* _Problem_
Reply with nothing but how many lines in the entries below include "mill".
____________
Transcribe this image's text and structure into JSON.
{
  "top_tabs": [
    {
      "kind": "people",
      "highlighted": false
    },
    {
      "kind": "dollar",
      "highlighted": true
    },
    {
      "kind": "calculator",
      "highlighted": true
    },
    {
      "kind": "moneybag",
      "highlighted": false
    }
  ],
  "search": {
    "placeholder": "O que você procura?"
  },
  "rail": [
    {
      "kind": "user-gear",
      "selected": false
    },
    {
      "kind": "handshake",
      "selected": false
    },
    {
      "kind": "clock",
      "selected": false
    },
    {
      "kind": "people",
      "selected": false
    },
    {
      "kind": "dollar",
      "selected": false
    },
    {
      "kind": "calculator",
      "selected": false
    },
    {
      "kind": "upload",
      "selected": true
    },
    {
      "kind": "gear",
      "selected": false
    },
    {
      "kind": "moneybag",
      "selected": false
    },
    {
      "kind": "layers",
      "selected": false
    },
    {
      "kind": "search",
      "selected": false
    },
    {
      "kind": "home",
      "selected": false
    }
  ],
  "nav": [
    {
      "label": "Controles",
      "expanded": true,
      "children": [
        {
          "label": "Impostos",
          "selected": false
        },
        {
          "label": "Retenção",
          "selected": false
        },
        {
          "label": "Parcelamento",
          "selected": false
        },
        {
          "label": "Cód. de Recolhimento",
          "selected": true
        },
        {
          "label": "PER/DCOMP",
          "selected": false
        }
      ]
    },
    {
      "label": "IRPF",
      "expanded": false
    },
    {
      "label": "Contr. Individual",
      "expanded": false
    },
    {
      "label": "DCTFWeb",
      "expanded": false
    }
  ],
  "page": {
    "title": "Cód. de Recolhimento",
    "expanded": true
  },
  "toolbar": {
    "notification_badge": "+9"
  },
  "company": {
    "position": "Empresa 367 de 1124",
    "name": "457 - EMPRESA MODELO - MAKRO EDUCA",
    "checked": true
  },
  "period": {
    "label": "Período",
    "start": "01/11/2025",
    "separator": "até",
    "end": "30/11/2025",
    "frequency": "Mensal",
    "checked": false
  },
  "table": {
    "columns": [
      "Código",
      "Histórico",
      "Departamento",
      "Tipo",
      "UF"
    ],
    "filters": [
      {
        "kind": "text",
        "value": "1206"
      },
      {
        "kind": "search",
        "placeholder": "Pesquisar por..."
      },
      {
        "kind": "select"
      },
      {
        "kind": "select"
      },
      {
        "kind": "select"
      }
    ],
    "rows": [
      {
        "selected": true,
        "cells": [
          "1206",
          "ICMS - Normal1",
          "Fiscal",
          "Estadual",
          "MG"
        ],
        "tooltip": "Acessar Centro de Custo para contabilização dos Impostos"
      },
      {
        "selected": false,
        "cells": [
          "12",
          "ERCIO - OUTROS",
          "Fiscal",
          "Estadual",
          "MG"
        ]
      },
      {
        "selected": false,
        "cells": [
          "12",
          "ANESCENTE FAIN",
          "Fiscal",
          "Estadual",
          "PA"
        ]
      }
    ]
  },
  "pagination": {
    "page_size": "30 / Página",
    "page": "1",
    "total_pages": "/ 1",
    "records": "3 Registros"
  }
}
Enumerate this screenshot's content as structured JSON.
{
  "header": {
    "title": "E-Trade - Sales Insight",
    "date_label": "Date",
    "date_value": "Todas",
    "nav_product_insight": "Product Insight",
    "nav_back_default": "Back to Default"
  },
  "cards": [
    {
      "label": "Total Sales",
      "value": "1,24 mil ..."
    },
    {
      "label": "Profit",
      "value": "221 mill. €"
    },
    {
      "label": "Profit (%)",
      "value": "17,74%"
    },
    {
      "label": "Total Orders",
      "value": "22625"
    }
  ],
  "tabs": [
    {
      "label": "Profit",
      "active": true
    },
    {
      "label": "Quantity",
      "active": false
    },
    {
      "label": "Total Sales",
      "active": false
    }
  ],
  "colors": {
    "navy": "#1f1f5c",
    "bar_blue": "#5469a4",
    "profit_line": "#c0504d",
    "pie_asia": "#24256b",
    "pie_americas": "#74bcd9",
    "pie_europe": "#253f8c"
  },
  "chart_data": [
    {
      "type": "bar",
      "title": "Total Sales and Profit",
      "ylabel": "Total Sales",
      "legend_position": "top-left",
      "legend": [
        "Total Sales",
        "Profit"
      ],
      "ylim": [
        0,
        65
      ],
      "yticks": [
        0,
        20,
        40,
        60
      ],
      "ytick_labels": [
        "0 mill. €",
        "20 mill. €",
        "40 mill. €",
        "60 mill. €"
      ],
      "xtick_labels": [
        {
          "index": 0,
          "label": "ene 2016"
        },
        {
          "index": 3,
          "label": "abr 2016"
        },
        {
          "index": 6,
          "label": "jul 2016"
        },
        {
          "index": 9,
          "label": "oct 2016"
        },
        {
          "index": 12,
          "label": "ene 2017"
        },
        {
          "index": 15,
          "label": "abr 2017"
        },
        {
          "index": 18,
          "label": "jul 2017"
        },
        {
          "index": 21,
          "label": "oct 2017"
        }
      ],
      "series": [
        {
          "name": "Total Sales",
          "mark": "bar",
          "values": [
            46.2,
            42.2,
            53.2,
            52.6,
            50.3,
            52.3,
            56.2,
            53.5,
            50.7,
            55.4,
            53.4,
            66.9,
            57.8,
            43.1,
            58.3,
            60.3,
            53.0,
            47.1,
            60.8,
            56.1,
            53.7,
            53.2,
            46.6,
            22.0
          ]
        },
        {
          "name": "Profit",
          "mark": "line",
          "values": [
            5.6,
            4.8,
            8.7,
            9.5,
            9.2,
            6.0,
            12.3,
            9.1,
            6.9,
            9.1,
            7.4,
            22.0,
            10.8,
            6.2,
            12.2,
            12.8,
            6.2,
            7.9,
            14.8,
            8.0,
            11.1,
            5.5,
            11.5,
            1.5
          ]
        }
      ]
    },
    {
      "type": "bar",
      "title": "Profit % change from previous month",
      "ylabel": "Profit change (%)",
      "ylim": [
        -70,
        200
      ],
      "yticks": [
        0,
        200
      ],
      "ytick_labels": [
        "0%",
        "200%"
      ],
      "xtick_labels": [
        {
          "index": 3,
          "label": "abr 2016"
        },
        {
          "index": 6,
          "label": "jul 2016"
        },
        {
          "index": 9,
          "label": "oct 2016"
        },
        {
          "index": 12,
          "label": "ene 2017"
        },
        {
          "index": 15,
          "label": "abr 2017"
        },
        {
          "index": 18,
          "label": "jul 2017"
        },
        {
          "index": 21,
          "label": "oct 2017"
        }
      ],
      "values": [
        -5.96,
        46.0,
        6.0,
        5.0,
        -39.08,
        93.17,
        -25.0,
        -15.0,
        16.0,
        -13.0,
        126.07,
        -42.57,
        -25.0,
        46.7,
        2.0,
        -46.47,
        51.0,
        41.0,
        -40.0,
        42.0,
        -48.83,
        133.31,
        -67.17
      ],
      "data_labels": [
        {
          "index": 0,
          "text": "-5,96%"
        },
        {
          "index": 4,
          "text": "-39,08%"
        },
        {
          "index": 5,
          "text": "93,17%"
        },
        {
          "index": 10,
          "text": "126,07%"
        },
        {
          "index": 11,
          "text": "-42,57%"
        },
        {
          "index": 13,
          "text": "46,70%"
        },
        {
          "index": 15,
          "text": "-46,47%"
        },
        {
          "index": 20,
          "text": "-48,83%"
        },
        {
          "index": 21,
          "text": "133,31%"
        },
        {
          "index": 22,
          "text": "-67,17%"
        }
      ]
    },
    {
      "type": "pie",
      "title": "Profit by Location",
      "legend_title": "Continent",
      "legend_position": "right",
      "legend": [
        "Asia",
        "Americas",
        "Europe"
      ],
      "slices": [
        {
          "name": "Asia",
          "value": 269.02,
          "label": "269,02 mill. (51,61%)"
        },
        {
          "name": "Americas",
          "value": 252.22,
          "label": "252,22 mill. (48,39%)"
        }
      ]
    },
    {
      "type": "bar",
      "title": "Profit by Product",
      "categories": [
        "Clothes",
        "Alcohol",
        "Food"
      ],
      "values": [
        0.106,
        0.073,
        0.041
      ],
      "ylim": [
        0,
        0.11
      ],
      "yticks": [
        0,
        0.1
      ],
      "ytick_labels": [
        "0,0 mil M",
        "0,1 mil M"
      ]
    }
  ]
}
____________
* _Written response_
7